((
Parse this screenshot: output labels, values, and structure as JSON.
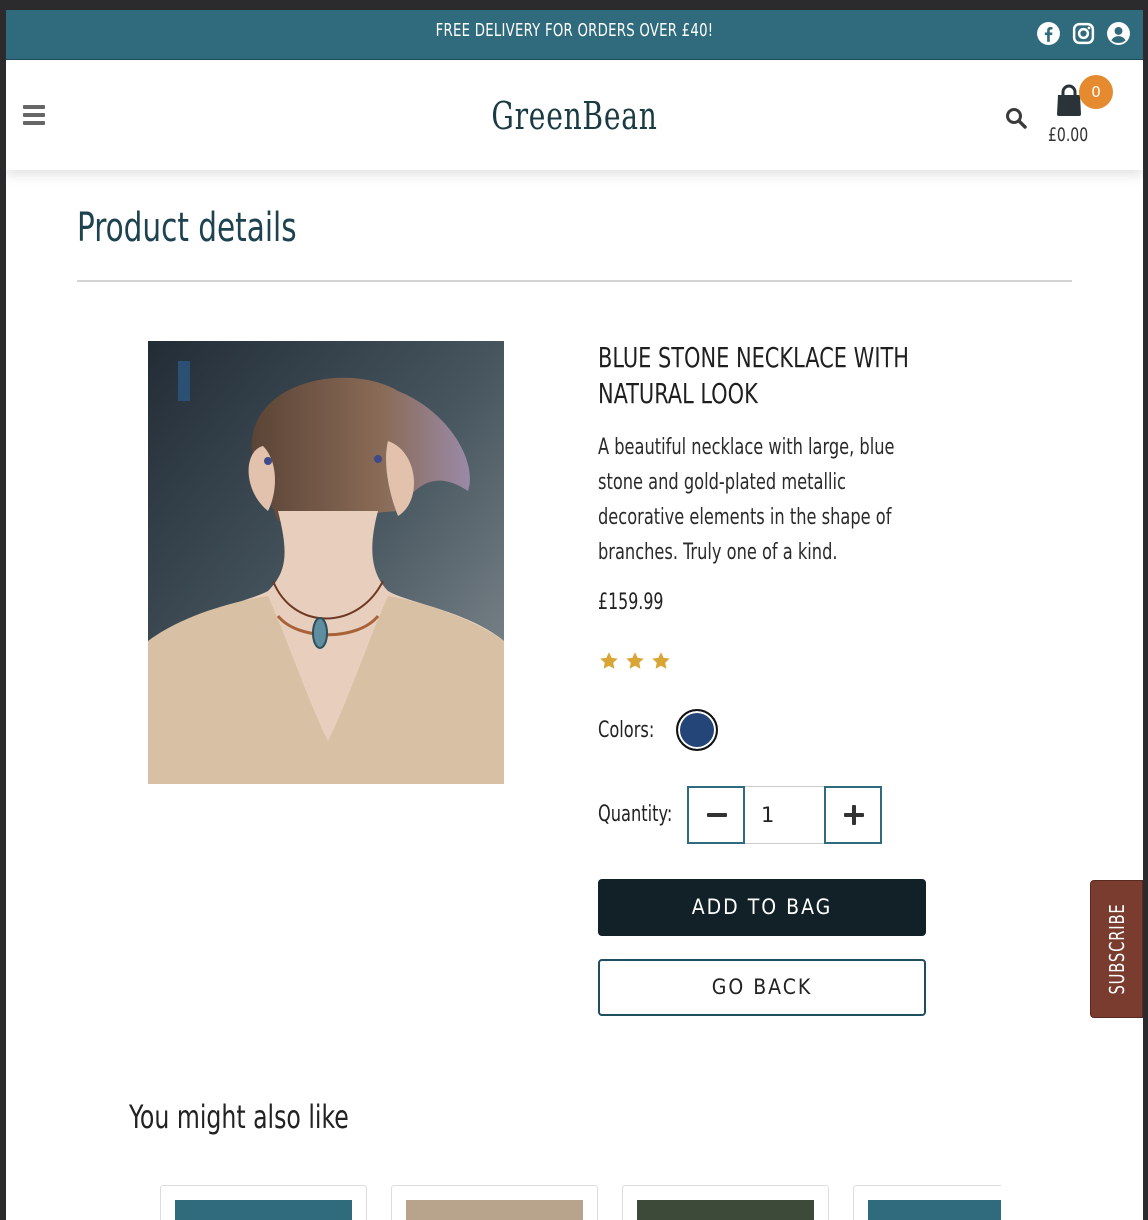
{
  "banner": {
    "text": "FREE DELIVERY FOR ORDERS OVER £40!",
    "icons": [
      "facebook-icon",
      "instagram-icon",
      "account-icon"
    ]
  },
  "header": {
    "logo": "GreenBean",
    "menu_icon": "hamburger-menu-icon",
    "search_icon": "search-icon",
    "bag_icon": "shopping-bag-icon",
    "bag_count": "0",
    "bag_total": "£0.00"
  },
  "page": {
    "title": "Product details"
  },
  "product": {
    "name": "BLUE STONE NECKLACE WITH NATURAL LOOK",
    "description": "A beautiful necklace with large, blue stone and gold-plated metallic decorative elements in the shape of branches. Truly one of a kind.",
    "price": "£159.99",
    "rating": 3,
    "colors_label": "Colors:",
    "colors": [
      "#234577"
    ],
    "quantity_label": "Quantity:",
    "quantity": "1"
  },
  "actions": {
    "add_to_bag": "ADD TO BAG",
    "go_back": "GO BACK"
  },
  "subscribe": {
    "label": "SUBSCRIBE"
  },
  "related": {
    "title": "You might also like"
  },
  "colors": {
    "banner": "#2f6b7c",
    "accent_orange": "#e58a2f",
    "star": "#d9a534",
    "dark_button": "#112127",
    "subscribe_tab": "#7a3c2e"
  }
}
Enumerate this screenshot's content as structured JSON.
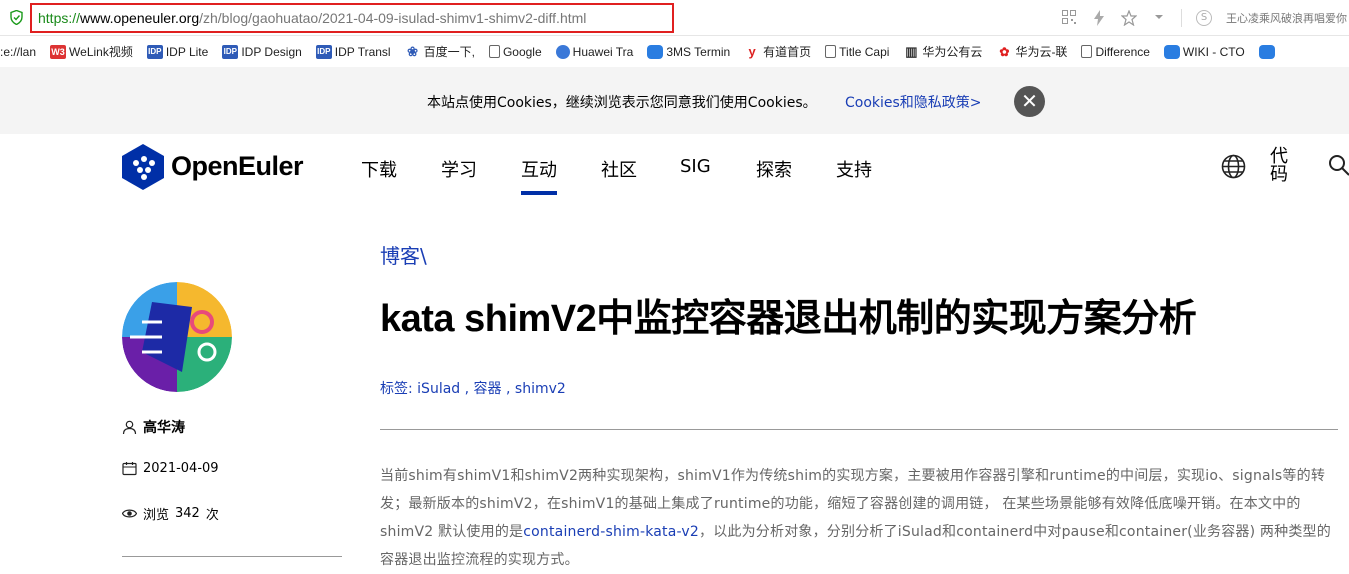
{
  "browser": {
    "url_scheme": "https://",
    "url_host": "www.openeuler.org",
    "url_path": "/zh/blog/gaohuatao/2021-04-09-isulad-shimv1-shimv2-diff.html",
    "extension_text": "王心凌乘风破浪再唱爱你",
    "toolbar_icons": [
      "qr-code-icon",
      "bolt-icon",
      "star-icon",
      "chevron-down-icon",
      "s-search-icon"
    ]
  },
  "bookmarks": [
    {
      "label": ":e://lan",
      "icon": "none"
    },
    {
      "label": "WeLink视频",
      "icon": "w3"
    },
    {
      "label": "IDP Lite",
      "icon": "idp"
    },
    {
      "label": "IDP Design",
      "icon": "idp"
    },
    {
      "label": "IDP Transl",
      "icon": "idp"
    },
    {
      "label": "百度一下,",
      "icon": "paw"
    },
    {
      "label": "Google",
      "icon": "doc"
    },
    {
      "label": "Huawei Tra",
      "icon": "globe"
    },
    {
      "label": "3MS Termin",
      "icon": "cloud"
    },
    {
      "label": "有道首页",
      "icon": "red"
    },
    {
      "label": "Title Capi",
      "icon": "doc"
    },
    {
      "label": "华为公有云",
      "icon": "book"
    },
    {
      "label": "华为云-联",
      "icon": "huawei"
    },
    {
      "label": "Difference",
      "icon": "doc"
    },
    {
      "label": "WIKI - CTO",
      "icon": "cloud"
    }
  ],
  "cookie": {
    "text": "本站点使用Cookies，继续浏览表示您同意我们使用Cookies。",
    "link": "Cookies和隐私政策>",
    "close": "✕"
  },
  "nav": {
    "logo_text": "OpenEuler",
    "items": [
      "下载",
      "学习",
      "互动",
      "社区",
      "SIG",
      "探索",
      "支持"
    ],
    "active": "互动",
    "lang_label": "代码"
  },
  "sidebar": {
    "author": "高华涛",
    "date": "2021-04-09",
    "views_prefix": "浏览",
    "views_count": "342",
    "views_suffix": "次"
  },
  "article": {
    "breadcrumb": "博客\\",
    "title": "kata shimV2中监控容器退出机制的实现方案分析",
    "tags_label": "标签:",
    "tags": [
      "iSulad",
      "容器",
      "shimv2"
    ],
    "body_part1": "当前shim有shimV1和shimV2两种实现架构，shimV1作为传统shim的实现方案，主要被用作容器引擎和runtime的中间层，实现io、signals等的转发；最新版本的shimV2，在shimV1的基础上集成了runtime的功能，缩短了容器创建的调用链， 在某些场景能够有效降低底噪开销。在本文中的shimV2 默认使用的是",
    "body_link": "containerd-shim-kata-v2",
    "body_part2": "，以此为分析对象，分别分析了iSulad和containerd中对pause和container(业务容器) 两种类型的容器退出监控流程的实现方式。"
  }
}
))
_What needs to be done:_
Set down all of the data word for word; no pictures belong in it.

_Exercise response:_
Parse this screenshot: output labels, values, and structure as JSON.
{
  "banner": {
    "text": "FREE DELIVERY FOR ORDERS OVER £40!",
    "icons": [
      "facebook-icon",
      "instagram-icon",
      "account-icon"
    ]
  },
  "header": {
    "logo": "GreenBean",
    "menu_icon": "hamburger-menu-icon",
    "search_icon": "search-icon",
    "bag_icon": "shopping-bag-icon",
    "bag_count": "0",
    "bag_total": "£0.00"
  },
  "page": {
    "title": "Product details"
  },
  "product": {
    "name": "BLUE STONE NECKLACE WITH NATURAL LOOK",
    "description": "A beautiful necklace with large, blue stone and gold-plated metallic decorative elements in the shape of branches. Truly one of a kind.",
    "price": "£159.99",
    "rating": 3,
    "colors_label": "Colors:",
    "colors": [
      "#234577"
    ],
    "quantity_label": "Quantity:",
    "quantity": "1"
  },
  "actions": {
    "add_to_bag": "ADD TO BAG",
    "go_back": "GO BACK"
  },
  "subscribe": {
    "label": "SUBSCRIBE"
  },
  "related": {
    "title": "You might also like"
  },
  "colors": {
    "banner": "#2f6b7c",
    "accent_orange": "#e58a2f",
    "star": "#d9a534",
    "dark_button": "#112127",
    "subscribe_tab": "#7a3c2e"
  }
}
Enumerate this screenshot's content as structured JSON.
{
  "browser": {
    "url_scheme": "https://",
    "url_host": "www.openeuler.org",
    "url_path": "/zh/blog/gaohuatao/2021-04-09-isulad-shimv1-shimv2-diff.html",
    "extension_text": "王心凌乘风破浪再唱爱你",
    "toolbar_icons": [
      "qr-code-icon",
      "bolt-icon",
      "star-icon",
      "chevron-down-icon",
      "s-search-icon"
    ]
  },
  "bookmarks": [
    {
      "label": ":e://lan",
      "icon": "none"
    },
    {
      "label": "WeLink视频",
      "icon": "w3"
    },
    {
      "label": "IDP Lite",
      "icon": "idp"
    },
    {
      "label": "IDP Design",
      "icon": "idp"
    },
    {
      "label": "IDP Transl",
      "icon": "idp"
    },
    {
      "label": "百度一下,",
      "icon": "paw"
    },
    {
      "label": "Google",
      "icon": "doc"
    },
    {
      "label": "Huawei Tra",
      "icon": "globe"
    },
    {
      "label": "3MS Termin",
      "icon": "cloud"
    },
    {
      "label": "有道首页",
      "icon": "red"
    },
    {
      "label": "Title Capi",
      "icon": "doc"
    },
    {
      "label": "华为公有云",
      "icon": "book"
    },
    {
      "label": "华为云-联",
      "icon": "huawei"
    },
    {
      "label": "Difference",
      "icon": "doc"
    },
    {
      "label": "WIKI - CTO",
      "icon": "cloud"
    }
  ],
  "cookie": {
    "text": "本站点使用Cookies，继续浏览表示您同意我们使用Cookies。",
    "link": "Cookies和隐私政策>",
    "close": "✕"
  },
  "nav": {
    "logo_text": "OpenEuler",
    "items": [
      "下载",
      "学习",
      "互动",
      "社区",
      "SIG",
      "探索",
      "支持"
    ],
    "active": "互动",
    "lang_label": "代码"
  },
  "sidebar": {
    "author": "高华涛",
    "date": "2021-04-09",
    "views_prefix": "浏览",
    "views_count": "342",
    "views_suffix": "次"
  },
  "article": {
    "breadcrumb": "博客\\",
    "title": "kata shimV2中监控容器退出机制的实现方案分析",
    "tags_label": "标签:",
    "tags": [
      "iSulad",
      "容器",
      "shimv2"
    ],
    "body_part1": "当前shim有shimV1和shimV2两种实现架构，shimV1作为传统shim的实现方案，主要被用作容器引擎和runtime的中间层，实现io、signals等的转发；最新版本的shimV2，在shimV1的基础上集成了runtime的功能，缩短了容器创建的调用链， 在某些场景能够有效降低底噪开销。在本文中的shimV2 默认使用的是",
    "body_link": "containerd-shim-kata-v2",
    "body_part2": "，以此为分析对象，分别分析了iSulad和containerd中对pause和container(业务容器) 两种类型的容器退出监控流程的实现方式。"
  }
}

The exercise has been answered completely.